What Can I Find in Genealogy Records?
For almost ten years now, the online genealogy craze has been going strong, but the truth is that Americans from coast to coast have been passionate about knowing their history for far longer.
The Internet has made ordering public records a fairly simplistic process so you can usually order birth records, marriage records, divorce decrees and death records for everyone in your family going back over a hundred years with a simple point and click operation. Understanding what kind of information you can find may help you begin the research process.
Often times, setting up the skeleton for your family tree is easy. We all know the names of our parents and usually our grand-parents, but it is when you go back a little farther that things begin to get sketchy. You may know the names of your great grandparents but not the date they got married. It’s even possible that your great grandfather was married prior to meeting your great grandmother.
Using the public records resources at your fingertips often means you can learn all of this information and more to help you fill out your family tree. You may even uncover deep, dark secrets about your family that no one knew until now.
Using public records for your genealogy tracing can unveil siblings your parents had. If someone in your family along the way had a child out of wedlock, there is likely a public record documenting it and suddenly your family tree has a whole new branch. Discoveries like this could await you and your family if you decide to use the most complete and accurate way to trace your heritage by using online public records.
What else can you hope to find? You’ll not only be able to answer the question of who you and everyone in your family is related to, but you will be able to pass on an incredible gift to everyone in your family that isn’t even around yet.
A completed family tree with official documentation is the ultimate way to show future generations that you cared about your heritage and you understood the unyielding desire to simply know where we all came from.

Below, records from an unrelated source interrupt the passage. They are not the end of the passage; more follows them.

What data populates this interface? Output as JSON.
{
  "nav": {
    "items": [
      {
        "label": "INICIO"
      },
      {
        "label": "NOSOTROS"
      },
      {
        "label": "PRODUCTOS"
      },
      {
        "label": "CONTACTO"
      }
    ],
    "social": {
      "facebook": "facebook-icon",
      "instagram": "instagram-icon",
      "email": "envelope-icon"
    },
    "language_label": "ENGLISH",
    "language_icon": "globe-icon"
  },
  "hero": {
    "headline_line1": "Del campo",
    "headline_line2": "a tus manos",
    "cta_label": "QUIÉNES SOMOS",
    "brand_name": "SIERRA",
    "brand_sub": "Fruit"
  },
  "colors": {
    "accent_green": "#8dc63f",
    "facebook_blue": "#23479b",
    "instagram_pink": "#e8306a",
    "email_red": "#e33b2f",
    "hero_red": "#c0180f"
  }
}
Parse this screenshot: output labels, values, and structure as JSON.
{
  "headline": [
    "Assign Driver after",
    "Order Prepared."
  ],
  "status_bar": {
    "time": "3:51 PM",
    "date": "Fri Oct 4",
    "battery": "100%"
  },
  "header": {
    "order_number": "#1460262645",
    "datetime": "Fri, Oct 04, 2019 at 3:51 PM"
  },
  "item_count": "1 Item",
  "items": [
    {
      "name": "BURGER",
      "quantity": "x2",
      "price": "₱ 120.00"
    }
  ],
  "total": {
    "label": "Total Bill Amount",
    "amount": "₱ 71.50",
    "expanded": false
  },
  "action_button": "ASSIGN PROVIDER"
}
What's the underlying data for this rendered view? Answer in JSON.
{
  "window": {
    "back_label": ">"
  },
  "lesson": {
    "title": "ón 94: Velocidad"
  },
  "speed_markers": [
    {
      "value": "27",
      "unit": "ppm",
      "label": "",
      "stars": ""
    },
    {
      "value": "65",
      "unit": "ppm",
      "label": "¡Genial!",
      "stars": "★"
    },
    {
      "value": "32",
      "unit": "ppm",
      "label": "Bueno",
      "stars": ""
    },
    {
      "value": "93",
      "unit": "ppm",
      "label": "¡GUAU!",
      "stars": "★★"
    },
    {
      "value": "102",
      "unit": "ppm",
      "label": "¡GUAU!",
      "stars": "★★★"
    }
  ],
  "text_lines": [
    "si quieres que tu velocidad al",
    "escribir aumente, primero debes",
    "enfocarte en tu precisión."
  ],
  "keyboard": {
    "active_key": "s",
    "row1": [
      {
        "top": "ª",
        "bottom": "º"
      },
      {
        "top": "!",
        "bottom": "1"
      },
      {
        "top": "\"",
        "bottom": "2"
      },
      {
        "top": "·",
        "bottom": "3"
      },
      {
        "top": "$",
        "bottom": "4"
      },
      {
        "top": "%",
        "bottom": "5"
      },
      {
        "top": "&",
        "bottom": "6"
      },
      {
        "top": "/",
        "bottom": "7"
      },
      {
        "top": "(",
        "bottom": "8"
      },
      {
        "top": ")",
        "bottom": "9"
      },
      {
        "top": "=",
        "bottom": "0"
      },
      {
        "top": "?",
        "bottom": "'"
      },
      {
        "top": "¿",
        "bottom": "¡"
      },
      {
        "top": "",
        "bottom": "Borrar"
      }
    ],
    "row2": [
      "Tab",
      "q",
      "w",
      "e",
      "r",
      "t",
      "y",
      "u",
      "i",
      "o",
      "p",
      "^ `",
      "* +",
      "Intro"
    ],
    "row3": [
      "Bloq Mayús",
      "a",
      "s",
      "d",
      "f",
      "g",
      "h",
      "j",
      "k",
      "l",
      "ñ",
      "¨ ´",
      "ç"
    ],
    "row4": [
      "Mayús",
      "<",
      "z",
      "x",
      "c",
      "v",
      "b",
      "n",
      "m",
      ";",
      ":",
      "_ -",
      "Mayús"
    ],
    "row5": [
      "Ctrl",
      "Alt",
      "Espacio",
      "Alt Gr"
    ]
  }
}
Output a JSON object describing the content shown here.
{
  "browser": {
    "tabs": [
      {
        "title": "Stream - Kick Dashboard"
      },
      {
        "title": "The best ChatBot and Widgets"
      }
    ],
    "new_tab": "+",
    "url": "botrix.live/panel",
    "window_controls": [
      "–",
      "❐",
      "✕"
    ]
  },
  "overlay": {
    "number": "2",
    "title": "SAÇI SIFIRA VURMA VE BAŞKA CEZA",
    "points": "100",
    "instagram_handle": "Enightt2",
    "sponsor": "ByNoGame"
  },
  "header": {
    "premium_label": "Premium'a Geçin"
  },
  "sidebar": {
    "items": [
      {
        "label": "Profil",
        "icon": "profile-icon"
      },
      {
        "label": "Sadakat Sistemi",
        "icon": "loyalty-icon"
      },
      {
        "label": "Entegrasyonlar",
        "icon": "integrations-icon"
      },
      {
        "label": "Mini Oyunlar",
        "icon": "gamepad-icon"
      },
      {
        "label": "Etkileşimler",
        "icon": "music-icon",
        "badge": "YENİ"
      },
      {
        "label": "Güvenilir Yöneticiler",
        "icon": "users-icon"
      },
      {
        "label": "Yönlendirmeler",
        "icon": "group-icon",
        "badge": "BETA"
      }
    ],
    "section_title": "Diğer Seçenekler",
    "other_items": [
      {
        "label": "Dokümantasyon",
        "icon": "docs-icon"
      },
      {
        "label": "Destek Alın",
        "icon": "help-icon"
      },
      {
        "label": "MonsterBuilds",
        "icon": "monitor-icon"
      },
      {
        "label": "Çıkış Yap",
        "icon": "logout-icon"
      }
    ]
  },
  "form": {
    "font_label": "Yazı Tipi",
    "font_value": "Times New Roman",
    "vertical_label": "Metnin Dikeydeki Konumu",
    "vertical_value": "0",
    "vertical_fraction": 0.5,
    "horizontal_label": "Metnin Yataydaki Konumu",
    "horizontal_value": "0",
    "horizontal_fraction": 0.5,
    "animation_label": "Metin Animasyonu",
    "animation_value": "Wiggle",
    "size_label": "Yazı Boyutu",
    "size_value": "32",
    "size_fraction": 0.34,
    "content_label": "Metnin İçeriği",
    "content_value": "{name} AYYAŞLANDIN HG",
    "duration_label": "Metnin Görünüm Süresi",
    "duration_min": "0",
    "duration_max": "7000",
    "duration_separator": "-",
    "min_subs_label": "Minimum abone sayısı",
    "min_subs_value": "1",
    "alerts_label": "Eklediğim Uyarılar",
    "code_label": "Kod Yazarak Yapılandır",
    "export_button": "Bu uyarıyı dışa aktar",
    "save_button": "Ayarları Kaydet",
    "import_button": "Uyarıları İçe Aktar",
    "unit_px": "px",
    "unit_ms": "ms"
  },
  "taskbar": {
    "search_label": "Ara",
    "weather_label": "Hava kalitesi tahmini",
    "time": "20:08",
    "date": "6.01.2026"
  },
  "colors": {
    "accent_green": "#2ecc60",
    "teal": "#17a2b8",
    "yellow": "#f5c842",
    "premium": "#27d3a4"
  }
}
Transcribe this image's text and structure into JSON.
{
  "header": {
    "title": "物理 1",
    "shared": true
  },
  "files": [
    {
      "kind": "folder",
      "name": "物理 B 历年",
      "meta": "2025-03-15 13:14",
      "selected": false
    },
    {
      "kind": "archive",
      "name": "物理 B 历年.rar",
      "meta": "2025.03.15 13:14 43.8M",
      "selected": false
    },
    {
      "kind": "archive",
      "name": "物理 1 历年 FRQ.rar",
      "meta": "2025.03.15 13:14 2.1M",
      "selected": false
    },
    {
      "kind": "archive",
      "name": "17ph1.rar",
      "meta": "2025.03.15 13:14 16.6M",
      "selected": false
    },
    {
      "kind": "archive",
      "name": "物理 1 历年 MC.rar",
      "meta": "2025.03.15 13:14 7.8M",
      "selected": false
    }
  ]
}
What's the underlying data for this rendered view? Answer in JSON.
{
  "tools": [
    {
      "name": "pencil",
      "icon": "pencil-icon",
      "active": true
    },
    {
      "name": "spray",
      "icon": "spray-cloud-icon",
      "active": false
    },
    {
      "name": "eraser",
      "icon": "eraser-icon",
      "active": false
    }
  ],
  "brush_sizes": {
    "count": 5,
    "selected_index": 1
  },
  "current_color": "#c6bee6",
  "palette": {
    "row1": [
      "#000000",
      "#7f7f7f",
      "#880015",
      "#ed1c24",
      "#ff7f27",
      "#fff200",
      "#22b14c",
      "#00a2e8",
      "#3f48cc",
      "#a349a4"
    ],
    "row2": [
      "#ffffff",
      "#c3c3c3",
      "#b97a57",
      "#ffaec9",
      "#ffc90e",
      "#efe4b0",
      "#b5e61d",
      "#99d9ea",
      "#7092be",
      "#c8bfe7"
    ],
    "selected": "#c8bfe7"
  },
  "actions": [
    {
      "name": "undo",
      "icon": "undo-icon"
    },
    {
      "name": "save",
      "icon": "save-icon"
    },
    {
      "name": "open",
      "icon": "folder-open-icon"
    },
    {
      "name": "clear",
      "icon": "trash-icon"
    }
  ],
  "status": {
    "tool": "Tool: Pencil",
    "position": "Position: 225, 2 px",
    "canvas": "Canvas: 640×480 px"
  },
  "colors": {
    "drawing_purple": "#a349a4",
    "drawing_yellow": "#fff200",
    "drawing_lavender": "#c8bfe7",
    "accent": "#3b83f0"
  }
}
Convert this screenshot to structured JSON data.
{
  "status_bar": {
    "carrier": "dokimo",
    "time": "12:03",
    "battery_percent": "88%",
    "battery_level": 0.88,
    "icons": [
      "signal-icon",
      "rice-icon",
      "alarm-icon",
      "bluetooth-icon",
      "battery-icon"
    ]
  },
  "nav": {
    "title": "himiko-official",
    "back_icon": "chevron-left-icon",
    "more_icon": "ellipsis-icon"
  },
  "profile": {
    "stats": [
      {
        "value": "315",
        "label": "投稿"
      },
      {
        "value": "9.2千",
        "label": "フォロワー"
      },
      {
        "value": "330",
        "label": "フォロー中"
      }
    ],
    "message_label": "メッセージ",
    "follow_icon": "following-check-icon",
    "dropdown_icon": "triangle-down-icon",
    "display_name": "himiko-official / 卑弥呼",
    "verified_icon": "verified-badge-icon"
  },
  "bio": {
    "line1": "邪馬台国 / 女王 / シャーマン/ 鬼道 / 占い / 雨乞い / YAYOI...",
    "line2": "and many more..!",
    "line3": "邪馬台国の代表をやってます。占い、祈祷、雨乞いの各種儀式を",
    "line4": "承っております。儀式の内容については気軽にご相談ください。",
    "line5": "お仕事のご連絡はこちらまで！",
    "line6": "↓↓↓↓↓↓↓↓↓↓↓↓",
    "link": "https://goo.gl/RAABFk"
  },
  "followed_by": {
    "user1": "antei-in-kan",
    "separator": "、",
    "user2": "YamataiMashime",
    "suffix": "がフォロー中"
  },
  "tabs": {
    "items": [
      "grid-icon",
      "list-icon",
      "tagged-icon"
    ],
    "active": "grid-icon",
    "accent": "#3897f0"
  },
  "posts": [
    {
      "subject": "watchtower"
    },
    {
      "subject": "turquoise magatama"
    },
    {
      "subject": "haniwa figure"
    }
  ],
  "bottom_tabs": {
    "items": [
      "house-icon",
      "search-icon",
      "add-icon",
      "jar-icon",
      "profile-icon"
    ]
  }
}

Go the extra mile and begin constructing your family tree today using public records. It is a decision that could change the way you look at your family history forever.